Sometimes after some sort of disaster, personal or otherwise, people are known to say something to the effect of “well, it seemed like a good idea at the time.” Maybe it was; maybe it was not. Right now, the Army, Navy and Air Force are in the process of consolidating their medical operations. The Defense Health Agency will control medical care for service members, their families and retirees. Seems like a good idea, right? If there is only one administrative operation as opposed to multiple ones, then the efficiencies and cost savings are obvious. Everyone wins.
When the Secretary of the Army publicly questions the speed of this consolidation plan, we should take notice. This recent article from Military Times discusses his recent remarks. While he may not be toeing the party line – and apt to catch flack for not doing so – he has a point. The Secretary points out that when Walter Reed Army Hospital and Bethesda Naval Hospital were consolidated a few years ago there were significant problems. If there was ever a merger or consolidation that should have gone well, that was it. The institutions were only a few miles apart. Both were tertiary medical facilities. The medical staffs had a long history of working together. Still, combining the two institutions ended up being a mess.
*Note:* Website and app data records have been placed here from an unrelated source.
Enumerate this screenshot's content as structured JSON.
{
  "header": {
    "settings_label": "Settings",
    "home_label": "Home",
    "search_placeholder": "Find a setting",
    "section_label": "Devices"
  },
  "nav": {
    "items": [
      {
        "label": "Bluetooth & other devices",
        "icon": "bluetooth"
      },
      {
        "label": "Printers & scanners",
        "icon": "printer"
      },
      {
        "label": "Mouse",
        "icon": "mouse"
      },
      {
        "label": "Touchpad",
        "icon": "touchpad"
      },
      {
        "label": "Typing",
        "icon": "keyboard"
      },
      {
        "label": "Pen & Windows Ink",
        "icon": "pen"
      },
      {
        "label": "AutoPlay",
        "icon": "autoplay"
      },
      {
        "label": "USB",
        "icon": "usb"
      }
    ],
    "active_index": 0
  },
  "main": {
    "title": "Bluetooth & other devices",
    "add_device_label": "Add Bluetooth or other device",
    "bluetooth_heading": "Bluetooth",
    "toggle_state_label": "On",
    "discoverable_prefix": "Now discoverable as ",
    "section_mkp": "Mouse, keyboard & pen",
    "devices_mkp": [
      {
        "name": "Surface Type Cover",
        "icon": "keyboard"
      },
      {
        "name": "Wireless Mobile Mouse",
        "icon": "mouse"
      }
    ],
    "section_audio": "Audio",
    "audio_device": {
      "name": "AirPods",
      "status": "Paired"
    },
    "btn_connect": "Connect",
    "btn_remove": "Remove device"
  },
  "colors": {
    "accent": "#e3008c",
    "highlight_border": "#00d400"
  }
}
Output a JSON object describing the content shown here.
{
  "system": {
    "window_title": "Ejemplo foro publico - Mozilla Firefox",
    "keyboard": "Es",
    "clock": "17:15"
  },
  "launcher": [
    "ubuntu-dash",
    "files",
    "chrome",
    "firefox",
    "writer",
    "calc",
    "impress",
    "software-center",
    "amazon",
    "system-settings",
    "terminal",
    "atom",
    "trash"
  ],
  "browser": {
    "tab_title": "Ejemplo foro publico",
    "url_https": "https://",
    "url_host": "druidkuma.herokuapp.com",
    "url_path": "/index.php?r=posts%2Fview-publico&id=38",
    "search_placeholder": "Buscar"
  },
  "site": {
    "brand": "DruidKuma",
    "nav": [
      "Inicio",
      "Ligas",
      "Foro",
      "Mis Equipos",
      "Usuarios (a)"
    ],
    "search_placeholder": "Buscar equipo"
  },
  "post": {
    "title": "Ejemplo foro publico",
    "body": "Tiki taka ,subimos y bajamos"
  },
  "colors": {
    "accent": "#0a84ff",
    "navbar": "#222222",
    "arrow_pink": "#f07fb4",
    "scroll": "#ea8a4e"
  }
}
Combining much larger multiple operations will make the Walter Reed and Bethesda effort look easy. The potential problems could be enormous. Of course, we all know who suffers in all of this: Our service members and their families.
In our nationwide FTCA medical malpractice work, we review cases involving military medical care all the time. It’s often not impressive at all. Adding months or years of administrative chaos is not likely to help those millions of individuals who need and deserve appropriate medical care.
I hope that someone pays attention to what the Army Secretary is saying. We need to be careful in this process. There is another old saying that applies here: Better right than fast. Let’s hope someone sees the wisdom of that approach.